But when you say that a code of conduct is discriminatory, you cross and important line. Unless we've all gone hard determinst here, we do choose our conduct and are responsible for our conduct. So this is a step we have to watch very carefully. It raises a whole host of issues. Are no-drinking codes discrminatory? Are bans on heterosexual premarital sex discriminatory? Are we going to be hearing from NAMBLA attorneys saying that some got denied a job because of being a pedophile?
Christians schools often require their professors to sign statements of faith. I'm sure in many of them you have to sign statements that either entail or virtually entail that you believe that homosexuality is a sin. Is that discriminatory? If that isn't discriminatory, then why would a code of conduct be discrminatory? If you're gay by orientation but you are ready to sign a statement that entails that you believe gay conduct to be sinful, why should you not also be expect to sign a statements that says you won't engage in any of the conduct that you just agreed was sinful?
What is is the evidence that the APA actually took the step of treating a code of conduct as discriminatory? Did everyone who signed onto this step think of it in this way?
The miscegenation parallel has some serious problems. First of all, there is pretty substantial rational consensus on this issue. Given our level of reflection on racial matters, we have reached a point where the community as a whole views this objection as prejudicial.

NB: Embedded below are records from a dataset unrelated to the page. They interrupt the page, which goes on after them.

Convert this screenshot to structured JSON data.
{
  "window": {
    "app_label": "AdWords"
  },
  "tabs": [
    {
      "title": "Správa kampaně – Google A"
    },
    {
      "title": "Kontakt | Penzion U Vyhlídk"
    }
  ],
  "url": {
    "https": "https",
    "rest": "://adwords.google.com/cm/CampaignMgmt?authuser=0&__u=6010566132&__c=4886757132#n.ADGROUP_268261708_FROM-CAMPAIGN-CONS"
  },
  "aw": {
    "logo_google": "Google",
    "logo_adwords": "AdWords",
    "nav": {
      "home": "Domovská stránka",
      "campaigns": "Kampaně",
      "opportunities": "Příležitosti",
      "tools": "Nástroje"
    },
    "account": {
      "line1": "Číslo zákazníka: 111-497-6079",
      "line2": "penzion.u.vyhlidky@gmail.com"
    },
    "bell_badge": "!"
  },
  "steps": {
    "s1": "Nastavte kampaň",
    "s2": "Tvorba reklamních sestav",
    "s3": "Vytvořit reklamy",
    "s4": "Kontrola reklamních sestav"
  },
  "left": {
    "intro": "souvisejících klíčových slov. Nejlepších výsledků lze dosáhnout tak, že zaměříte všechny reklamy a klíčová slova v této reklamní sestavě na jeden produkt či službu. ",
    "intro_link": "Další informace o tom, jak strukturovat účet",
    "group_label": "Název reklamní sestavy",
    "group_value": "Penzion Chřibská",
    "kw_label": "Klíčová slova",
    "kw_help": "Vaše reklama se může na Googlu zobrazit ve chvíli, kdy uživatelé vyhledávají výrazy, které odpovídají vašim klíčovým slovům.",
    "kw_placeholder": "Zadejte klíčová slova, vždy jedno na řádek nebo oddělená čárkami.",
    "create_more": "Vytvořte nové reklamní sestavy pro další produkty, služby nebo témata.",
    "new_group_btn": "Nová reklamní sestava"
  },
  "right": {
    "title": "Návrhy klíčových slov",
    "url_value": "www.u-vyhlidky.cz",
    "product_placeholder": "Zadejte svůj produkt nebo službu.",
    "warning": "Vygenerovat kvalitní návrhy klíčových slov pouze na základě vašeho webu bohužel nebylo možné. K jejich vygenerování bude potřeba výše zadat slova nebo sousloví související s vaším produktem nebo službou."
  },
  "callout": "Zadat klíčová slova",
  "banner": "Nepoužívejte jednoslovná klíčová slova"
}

Second, there opposition to homosexuality has support from the founding documents of Christianity (and of other religious traditions) that is missing from the debate surrounding racial discrimination of miscegenation. In fact, leaders of the civil rights movement were largely Christians who made their appeal from the point of view of a Christian world-view. (It was Rev. King, remember).
There is nothing equivalent to Rom. 1: 26-27 to consider when it comes to the racial issue. But any Christian who thinks seriously about the issue of homosexuality has to at least come to term with passages like this one. I'm not saying "that settles it" by any stretch, but you do have to come to terms with these kinds of passages.
So while the moral discussion of the ethics of racial discrimination and opposition to miscegenation is essentially over, both within and without communities of faith, there is far more discussion and dialogue needed before a similar conclusion can be drawn concerning homosexuality.
The petition wants these schools who have the conduct policy to be asterisked, but given the use of the term "discrimination" would such an asterisk be viewed as a scarlet letter?
Are the laws preventing gays from marrying unjust? They may be. But we don't have a rational consensus on this issue. I have to object strongly to the APA treating the conscientious moral beliefs of serious Christians (and others) who hold that homosexuality is a sin as merely prejudicial. This strikes me as Dawkins-style militant secularism, designed to marginalize Christianity in the academic community in the name of gay rights. It is a refusal to share intellectual space with people you don't agree with.
I'd like to meet the gay person who would have gotten a job at Biola if it weren't for Biola's code of conduct. Maybe there is one. But who could it be?